- WHAT IS EXPECTED
In the records, find each line where "this" occurs, and copy it.

"""

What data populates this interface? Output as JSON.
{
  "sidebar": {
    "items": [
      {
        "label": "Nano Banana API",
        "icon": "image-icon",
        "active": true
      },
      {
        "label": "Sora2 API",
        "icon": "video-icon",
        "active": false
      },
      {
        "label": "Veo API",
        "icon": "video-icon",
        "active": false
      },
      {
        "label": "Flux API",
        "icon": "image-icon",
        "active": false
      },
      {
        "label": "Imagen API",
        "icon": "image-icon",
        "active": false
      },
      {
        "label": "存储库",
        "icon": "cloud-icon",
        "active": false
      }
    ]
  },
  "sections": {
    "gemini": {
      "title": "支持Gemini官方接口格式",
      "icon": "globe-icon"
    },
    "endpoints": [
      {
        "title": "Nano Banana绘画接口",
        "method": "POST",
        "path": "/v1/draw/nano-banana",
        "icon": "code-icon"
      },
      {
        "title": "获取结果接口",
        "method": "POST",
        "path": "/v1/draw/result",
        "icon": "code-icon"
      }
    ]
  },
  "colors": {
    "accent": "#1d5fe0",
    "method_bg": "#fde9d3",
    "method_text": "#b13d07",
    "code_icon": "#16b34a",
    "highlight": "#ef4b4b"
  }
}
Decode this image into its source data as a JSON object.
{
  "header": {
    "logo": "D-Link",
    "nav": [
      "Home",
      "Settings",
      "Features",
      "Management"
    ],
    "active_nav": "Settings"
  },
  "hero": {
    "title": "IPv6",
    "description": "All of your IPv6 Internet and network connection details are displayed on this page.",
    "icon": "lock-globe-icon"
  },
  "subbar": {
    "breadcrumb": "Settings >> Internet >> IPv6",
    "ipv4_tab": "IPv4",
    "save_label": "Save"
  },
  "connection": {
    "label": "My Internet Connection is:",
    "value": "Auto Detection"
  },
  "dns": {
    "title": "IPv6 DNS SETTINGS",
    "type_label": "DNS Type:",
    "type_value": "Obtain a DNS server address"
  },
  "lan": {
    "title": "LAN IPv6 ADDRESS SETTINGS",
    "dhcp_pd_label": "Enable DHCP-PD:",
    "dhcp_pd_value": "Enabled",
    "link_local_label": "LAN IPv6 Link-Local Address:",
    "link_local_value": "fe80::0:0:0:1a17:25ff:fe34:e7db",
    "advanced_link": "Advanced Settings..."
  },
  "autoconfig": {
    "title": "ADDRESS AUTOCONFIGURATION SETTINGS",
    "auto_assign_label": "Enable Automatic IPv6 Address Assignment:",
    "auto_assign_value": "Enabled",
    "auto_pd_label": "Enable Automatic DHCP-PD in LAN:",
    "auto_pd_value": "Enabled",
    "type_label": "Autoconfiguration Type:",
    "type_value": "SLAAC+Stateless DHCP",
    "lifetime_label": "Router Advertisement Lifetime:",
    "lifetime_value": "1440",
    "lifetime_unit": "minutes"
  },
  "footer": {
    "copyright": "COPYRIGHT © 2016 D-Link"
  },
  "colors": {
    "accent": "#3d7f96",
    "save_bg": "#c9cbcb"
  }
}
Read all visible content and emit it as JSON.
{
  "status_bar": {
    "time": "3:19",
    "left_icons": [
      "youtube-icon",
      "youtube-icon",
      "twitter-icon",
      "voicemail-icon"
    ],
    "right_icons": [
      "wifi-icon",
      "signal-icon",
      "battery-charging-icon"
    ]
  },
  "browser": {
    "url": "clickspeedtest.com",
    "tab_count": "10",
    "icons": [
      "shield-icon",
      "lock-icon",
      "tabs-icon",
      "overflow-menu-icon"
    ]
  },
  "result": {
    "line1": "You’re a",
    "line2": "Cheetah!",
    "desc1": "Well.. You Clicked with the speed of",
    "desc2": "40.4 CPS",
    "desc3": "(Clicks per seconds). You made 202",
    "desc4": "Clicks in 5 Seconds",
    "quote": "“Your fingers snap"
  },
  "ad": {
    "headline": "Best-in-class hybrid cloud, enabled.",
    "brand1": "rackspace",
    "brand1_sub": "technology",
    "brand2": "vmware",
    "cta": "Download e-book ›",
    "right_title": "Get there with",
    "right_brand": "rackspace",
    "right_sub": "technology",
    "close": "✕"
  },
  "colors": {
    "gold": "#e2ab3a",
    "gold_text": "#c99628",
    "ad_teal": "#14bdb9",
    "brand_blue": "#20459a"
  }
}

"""

- EXPECTED OUTPUT
What data populates this interface? Output as JSON.
Decode this image into its source data as a JSON object.
    "description": "All of your IPv6 Internet and network connection details are displayed on this page.",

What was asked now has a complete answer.